• PROBLEM STATEMENT
Every record must come back exactly as given.

Dataset rows for apps and sites
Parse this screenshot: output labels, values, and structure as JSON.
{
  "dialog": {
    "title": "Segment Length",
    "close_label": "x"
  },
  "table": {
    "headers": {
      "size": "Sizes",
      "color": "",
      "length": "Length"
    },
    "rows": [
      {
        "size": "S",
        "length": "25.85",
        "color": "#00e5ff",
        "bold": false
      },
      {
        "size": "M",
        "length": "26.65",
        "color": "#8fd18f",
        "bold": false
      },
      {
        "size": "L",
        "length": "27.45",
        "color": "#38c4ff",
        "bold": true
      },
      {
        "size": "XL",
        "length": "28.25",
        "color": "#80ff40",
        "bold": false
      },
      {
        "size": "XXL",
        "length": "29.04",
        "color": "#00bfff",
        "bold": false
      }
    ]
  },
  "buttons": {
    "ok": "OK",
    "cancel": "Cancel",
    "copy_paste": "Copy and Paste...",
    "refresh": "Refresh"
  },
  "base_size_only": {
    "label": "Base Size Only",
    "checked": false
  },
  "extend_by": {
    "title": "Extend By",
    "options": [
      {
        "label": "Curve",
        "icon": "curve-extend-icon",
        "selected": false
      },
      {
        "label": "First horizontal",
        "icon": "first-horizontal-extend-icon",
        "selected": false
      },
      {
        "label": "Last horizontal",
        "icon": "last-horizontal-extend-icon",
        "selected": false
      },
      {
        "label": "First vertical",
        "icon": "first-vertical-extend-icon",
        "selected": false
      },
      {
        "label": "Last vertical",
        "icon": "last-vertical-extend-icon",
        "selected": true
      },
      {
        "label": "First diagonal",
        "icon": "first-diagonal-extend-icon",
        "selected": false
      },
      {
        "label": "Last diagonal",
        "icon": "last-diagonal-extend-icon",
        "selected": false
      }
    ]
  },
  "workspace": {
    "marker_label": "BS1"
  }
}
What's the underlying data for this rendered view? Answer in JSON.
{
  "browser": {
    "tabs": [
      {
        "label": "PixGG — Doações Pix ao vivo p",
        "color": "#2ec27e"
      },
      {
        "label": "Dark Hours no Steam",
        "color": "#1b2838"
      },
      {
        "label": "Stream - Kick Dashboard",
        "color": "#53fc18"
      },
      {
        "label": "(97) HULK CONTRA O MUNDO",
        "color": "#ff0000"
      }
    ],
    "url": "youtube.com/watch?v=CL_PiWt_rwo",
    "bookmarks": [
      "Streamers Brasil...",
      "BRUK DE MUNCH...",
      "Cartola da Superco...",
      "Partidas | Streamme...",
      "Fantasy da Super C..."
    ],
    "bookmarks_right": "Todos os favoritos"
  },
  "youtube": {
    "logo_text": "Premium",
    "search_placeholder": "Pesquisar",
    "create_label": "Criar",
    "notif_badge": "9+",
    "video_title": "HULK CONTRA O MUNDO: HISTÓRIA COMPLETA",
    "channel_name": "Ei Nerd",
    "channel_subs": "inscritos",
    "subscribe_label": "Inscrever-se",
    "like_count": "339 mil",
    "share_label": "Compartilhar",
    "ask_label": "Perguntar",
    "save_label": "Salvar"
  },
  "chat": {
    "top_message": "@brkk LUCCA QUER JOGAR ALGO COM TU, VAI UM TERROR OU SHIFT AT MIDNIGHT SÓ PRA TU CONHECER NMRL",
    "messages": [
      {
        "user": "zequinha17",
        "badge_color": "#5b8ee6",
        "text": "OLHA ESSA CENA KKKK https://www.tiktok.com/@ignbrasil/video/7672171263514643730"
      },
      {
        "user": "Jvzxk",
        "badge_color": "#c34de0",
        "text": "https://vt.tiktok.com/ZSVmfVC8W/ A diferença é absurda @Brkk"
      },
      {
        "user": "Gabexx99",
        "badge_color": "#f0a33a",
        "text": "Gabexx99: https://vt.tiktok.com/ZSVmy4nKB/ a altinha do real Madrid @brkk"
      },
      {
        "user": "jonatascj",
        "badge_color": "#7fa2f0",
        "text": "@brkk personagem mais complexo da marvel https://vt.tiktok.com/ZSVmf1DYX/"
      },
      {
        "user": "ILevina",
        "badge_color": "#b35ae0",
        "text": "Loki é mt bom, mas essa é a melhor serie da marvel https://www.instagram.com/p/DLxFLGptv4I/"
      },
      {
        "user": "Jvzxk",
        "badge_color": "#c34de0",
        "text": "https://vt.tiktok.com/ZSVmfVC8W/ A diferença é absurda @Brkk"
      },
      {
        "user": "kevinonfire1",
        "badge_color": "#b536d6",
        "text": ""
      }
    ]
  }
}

• THE ANSWER
Parse this screenshot: output labels, values, and structure as JSON.
{
  "dialog": {
    "title": "Segment Length",
    "close_label": "x"
  },
  "table": {
    "headers": {
      "size": "Sizes",
      "color": "",
      "length": "Length"
    },
    "rows": [
      {
        "size": "S",
        "length": "25.85",
        "color": "#00e5ff",
        "bold": false
      },
      {
        "size": "M",
        "length": "26.65",
        "color": "#8fd18f",
        "bold": false
      },
      {
        "size": "L",
        "length": "27.45",
        "color": "#38c4ff",
        "bold": true
      },
      {
        "size": "XL",
        "length": "28.25",
        "color": "#80ff40",
        "bold": false
      },
      {
        "size": "XXL",
        "length": "29.04",
        "color": "#00bfff",
        "bold": false
      }
    ]
  },
  "buttons": {
    "ok": "OK",
    "cancel": "Cancel",
    "copy_paste": "Copy and Paste...",
    "refresh": "Refresh"
  },
  "base_size_only": {
    "label": "Base Size Only",
    "checked": false
  },
  "extend_by": {
    "title": "Extend By",
    "options": [
      {
        "label": "Curve",
        "icon": "curve-extend-icon",
        "selected": false
      },
      {
        "label": "First horizontal",
        "icon": "first-horizontal-extend-icon",
        "selected": false
      },
      {
        "label": "Last horizontal",
        "icon": "last-horizontal-extend-icon",
        "selected": false
      },
      {
        "label": "First vertical",
        "icon": "first-vertical-extend-icon",
        "selected": false
      },
      {
        "label": "Last vertical",
        "icon": "last-vertical-extend-icon",
        "selected": true
      },
      {
        "label": "First diagonal",
        "icon": "first-diagonal-extend-icon",
        "selected": false
      },
      {
        "label": "Last diagonal",
        "icon": "last-diagonal-extend-icon",
        "selected": false
      }
    ]
  },
  "workspace": {
    "marker_label": "BS1"
  }
}
What's the underlying data for this rendered view? Answer in JSON.
{
  "browser": {
    "tabs": [
      {
        "label": "PixGG — Doações Pix ao vivo p",
        "color": "#2ec27e"
      },
      {
        "label": "Dark Hours no Steam",
        "color": "#1b2838"
      },
      {
        "label": "Stream - Kick Dashboard",
        "color": "#53fc18"
      },
      {
        "label": "(97) HULK CONTRA O MUNDO",
        "color": "#ff0000"
      }
    ],
    "url": "youtube.com/watch?v=CL_PiWt_rwo",
    "bookmarks": [
      "Streamers Brasil...",
      "BRUK DE MUNCH...",
      "Cartola da Superco...",
      "Partidas | Streamme...",
      "Fantasy da Super C..."
    ],
    "bookmarks_right": "Todos os favoritos"
  },
  "youtube": {
    "logo_text": "Premium",
    "search_placeholder": "Pesquisar",
    "create_label": "Criar",
    "notif_badge": "9+",
    "video_title": "HULK CONTRA O MUNDO: HISTÓRIA COMPLETA",
    "channel_name": "Ei Nerd",
    "channel_subs": "inscritos",
    "subscribe_label": "Inscrever-se",
    "like_count": "339 mil",
    "share_label": "Compartilhar",
    "ask_label": "Perguntar",
    "save_label": "Salvar"
  },
  "chat": {
    "top_message": "@brkk LUCCA QUER JOGAR ALGO COM TU, VAI UM TERROR OU SHIFT AT MIDNIGHT SÓ PRA TU CONHECER NMRL",
    "messages": [
      {
        "user": "zequinha17",
        "badge_color": "#5b8ee6",
        "text": "OLHA ESSA CENA KKKK https://www.tiktok.com/@ignbrasil/video/7672171263514643730"
      },
      {
        "user": "Jvzxk",
        "badge_color": "#c34de0",
        "text": "https://vt.tiktok.com/ZSVmfVC8W/ A diferença é absurda @Brkk"
      },
      {
        "user": "Gabexx99",
        "badge_color": "#f0a33a",
        "text": "Gabexx99: https://vt.tiktok.com/ZSVmy4nKB/ a altinha do real Madrid @brkk"
      },
      {
        "user": "jonatascj",
        "badge_color": "#7fa2f0",
        "text": "@brkk personagem mais complexo da marvel https://vt.tiktok.com/ZSVmf1DYX/"
      },
      {
        "user": "ILevina",
        "badge_color": "#b35ae0",
        "text": "Loki é mt bom, mas essa é a melhor serie da marvel https://www.instagram.com/p/DLxFLGptv4I/"
      },
      {
        "user": "Jvzxk",
        "badge_color": "#c34de0",
        "text": "https://vt.tiktok.com/ZSVmfVC8W/ A diferença é absurda @Brkk"
      },
      {
        "user": "kevinonfire1",
        "badge_color": "#b536d6",
        "text": ""
      }
    ]
  }
}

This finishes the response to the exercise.